Work item:
Every record should be copied exactly, except that pictures are to be omitted.

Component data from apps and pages
· · ·

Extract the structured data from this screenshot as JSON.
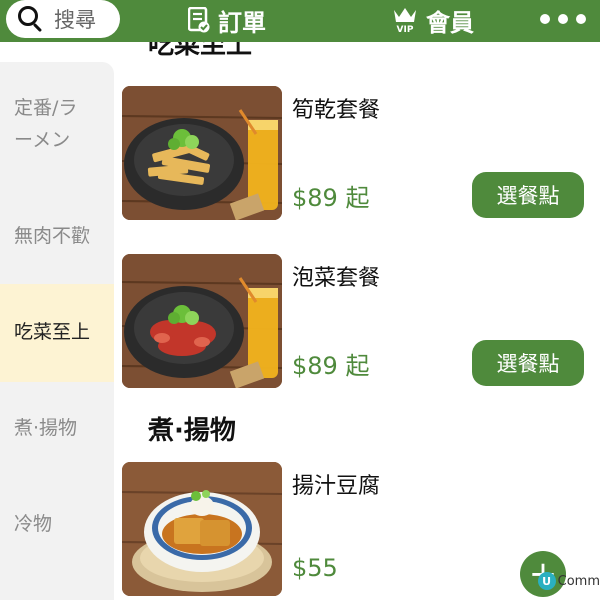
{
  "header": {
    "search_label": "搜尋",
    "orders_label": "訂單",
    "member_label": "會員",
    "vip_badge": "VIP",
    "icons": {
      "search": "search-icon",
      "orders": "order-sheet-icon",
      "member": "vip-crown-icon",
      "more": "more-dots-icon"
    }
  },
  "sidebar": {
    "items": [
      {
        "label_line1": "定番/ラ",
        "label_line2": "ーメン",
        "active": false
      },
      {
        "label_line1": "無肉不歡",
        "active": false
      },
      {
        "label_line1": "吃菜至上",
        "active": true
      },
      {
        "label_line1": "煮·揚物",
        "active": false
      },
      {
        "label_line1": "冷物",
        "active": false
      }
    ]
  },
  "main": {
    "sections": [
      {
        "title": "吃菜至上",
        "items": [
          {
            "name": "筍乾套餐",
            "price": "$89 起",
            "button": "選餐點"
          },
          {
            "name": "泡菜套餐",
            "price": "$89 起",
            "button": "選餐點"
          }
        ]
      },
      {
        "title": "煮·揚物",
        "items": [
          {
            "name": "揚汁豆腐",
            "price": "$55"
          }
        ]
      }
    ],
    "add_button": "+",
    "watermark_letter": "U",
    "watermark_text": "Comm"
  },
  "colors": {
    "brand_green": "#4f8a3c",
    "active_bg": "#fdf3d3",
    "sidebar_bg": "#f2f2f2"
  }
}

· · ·

Solution for this problem:
Extract the structured data from this screenshot as JSON.
{
  "header": {
    "search_label": "搜尋",
    "orders_label": "訂單",
    "member_label": "會員",
    "vip_badge": "VIP",
    "icons": {
      "search": "search-icon",
      "orders": "order-sheet-icon",
      "member": "vip-crown-icon",
      "more": "more-dots-icon"
    }
  },
  "sidebar": {
    "items": [
      {
        "label_line1": "定番/ラ",
        "label_line2": "ーメン",
        "active": false
      },
      {
        "label_line1": "無肉不歡",
        "active": false
      },
      {
        "label_line1": "吃菜至上",
        "active": true
      },
      {
        "label_line1": "煮·揚物",
        "active": false
      },
      {
        "label_line1": "冷物",
        "active": false
      }
    ]
  },
  "main": {
    "sections": [
      {
        "title": "吃菜至上",
        "items": [
          {
            "name": "筍乾套餐",
            "price": "$89 起",
            "button": "選餐點"
          },
          {
            "name": "泡菜套餐",
            "price": "$89 起",
            "button": "選餐點"
          }
        ]
      },
      {
        "title": "煮·揚物",
        "items": [
          {
            "name": "揚汁豆腐",
            "price": "$55"
          }
        ]
      }
    ],
    "add_button": "+",
    "watermark_letter": "U",
    "watermark_text": "Comm"
  },
  "colors": {
    "brand_green": "#4f8a3c",
    "active_bg": "#fdf3d3",
    "sidebar_bg": "#f2f2f2"
  }
}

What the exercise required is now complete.